April Bloomfield is unarguably a true chef who learned her trade all the way up in some of the world’s great restaurants, such as the well-known River Café or Chez Panisse. This means her food is a combination of simple Italian (think simple ingredients at their best) and classic British. Her first book, A Girl and her Pig (Amazon UK / Amazon US), was her take on the tail-to-nose eating movement, and was already an impressive showcase of the food she likes to eat and to serve in her restaurants, such as the Spotted Pig in New York.
We were so excited to hear that she just released a new cookbook, A Girl and Her Greens: Hearty Meals from the Garden (Amazon UK / Amazon US). We’ve discovered her energetic personality on PBS Mind of a Chef, and couldn’t wait to see this new book, where veggies in all their shapes are the star. And these recipes couldn’t be more different from boring salads and over-cooked vegetables!
The book is certainly pretty! Lots of cute drawings and sublime photos perfectly highlight the nature of her food: bold, colourful, vibrant! Subtle, inspiring, and daring pairings are commonplace, such as mixing raw and char-grilled fennel in the same dish to add depth, or variations of polenta that sound (and taste!) outrageously good. We particularly loved her ability to describe the way she thinks in layers of goodness and flavours, where every ingredient has a well-defined role to play.

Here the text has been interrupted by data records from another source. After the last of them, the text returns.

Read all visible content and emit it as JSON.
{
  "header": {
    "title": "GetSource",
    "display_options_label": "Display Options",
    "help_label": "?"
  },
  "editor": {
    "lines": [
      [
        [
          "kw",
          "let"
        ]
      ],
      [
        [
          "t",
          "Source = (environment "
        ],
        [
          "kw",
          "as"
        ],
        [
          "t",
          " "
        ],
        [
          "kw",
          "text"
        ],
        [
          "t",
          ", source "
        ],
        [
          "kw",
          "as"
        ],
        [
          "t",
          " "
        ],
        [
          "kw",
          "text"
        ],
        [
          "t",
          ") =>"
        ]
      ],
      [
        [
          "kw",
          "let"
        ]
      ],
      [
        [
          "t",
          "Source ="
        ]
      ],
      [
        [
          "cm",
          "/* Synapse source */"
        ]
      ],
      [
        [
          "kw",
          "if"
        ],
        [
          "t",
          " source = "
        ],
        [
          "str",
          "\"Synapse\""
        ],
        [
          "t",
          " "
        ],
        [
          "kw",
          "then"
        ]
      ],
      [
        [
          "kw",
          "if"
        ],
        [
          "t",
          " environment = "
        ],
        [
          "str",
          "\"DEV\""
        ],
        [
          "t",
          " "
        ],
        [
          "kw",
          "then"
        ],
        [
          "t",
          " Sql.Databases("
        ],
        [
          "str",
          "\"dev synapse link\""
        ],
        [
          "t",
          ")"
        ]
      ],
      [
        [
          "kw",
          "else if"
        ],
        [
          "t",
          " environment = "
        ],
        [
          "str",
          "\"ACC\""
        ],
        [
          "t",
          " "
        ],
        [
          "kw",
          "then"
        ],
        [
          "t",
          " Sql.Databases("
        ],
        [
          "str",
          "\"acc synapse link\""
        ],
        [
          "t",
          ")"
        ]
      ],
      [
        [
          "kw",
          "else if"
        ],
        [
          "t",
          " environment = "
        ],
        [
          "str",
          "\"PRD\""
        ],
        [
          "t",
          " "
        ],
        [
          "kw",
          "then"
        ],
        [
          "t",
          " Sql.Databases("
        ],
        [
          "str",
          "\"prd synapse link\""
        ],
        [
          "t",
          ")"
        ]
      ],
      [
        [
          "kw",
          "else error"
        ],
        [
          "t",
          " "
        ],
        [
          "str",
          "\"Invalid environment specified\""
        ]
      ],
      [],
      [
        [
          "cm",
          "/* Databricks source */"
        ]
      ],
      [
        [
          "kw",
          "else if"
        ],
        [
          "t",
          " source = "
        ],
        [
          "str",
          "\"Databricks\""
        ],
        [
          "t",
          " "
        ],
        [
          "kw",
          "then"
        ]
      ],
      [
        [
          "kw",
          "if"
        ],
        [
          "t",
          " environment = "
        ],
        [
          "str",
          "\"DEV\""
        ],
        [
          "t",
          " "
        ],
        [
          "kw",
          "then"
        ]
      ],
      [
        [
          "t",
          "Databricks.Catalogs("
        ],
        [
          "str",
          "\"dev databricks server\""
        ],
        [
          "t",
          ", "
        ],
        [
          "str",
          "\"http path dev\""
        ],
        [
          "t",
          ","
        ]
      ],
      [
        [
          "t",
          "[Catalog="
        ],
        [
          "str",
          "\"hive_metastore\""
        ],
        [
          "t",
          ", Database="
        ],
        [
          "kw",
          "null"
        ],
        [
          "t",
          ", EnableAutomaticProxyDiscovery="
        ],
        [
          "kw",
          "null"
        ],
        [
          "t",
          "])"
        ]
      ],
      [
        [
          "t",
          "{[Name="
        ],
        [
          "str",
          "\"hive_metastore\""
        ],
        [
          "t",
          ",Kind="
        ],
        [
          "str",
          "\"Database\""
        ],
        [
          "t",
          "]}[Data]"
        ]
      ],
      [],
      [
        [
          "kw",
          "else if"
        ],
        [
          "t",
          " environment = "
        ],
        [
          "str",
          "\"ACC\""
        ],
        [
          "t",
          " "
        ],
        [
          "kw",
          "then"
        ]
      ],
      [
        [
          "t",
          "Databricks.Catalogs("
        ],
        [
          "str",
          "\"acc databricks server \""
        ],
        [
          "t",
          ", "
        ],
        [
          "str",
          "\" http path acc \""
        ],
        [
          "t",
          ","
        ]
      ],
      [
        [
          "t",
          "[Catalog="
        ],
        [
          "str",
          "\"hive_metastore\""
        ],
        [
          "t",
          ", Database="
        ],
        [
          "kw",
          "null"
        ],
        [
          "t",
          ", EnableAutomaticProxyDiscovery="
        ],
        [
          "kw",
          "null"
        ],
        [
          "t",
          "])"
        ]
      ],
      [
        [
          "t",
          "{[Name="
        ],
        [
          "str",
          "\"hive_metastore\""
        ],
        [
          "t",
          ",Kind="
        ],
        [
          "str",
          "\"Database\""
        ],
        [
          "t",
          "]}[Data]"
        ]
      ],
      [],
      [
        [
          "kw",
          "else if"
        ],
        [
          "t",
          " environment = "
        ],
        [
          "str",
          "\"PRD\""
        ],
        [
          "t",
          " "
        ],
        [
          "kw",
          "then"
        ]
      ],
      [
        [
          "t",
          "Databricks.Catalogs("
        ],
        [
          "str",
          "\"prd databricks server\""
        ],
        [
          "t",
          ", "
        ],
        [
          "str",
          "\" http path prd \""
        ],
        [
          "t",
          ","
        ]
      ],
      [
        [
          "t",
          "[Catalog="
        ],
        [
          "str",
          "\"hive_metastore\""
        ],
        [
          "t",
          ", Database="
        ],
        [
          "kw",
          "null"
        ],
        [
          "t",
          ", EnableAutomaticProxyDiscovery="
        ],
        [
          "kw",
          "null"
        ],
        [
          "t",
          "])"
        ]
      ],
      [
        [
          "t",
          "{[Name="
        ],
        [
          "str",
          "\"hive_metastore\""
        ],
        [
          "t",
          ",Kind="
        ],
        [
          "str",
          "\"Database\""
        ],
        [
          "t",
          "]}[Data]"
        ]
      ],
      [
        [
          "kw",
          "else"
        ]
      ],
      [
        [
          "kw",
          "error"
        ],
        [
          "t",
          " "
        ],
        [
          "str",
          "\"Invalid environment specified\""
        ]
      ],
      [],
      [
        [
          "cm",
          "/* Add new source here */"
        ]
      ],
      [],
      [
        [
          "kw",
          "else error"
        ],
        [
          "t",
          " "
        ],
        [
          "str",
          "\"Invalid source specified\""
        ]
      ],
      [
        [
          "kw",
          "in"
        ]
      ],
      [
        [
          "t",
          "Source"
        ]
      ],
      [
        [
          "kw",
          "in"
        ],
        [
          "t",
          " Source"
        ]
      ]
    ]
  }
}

It’s obvious that this isn’t a “let’s publish something quickly”-type of book. Every recipe has clearly been tested and refined over years of trial and error. Yet, her ability to strike the perfect balance between “making incredible food” and “still doable at home” is remarkable. Recipes are detailed and well-written, and some require quite a few steps (cooking ingredients separately, etc.), which shows that April doesn’t cut corners when it comes to food!
It’s true that some recipes might feel overkill for a quick dinner after work, but her goal was to show amateur cooks that it’s possible to make restaurant-quality vegetarian food at home without spending a whole week-end in the kitchen. The balance of flavours in her amazing Roasted Cauliflower and Freekeh salad with Pistachios and Pomegranate was top-notch and made us feel we’re ready to open a middle-eastern street food cart right away. We also tried the Watercress Soup with Spring Garlic, which was pure delish (although not as easy to blend as we thought…), so give it a try (recipe below)! We salute the efforts of the talented April for making such a high quality cookbook. Without a doubt, we’ll be cooking our way through it for many years to come!
Disclaimer: We received a free copy of the book, but had no obligation to write anything about it. This review represents only our personal view and we genuinely endorse this excellent book! Book photos and recipe used with permission from the editor.
Watercress Soup With Spring Garlic
- 2 Spring garlic heads (with stalks attached if possible)
- 110g Unsalted butter
- 1 Large Spanish onion (about 450g, halved lengthwise and thinly sliced)
- 2.5 tablespoons Maldon salt (or another flaky sea salt)
- 450g Baking potatoes (peeled, cut into 1-cm pieces, rinsed and drained well)
- 450ml Whole milk
- 450g Watercress (bottom 2.5cm of stems trimmed, thick stem thinly sliced, the rest left whole)
- 1 Small handful of chervil springs (optional)
- 110ml Extra virgin olive oil
- 120g Crème fraîche
- 1/2 tablespoon Black peppercorns (toasted in a pan until aromatic)
|Trim away the roots and cut off and discard the dark green tops of the garlic. Halve the bulbs lengthwise and thinly slice them.|
|Melt the butter in a medium pot over medium-low heat, then add the garlic, onion, and 1 tablespoon of the salt, and have a stir. Cover the pot and cook, stirring occasionally, until the onion is very soft and creamy (about 30 minutes).|
|Add the potatoes, milk, the remaining 1.5 tablespoons of salt, and 450ml of water. Cover the pot, increase the heat to medium, and bring the liquid to a vigorous simmer. Uncover and lower the heat if necessary to maintain a gentle simmer. Cook until the potatoes are fully tender, about 15 minutes.|
|Add the watercress (and chervil, if using) and gently stir to submerge the greens in the liquid. Bring the mixture back to a simmer and add the 110 ml oil, then remove the pot from the heat.|
|Pour the soup into a large mixing bowl and blend the soup until very smooth (working in batches if necessary and adding each batch back to the pot).|
|Combine the crème fraîche and crushed peppercorns in a small bowl with 1 teaspoon of olive oil and a pinch of salt and stir well. Serve with the crème fraîche mixture on top.|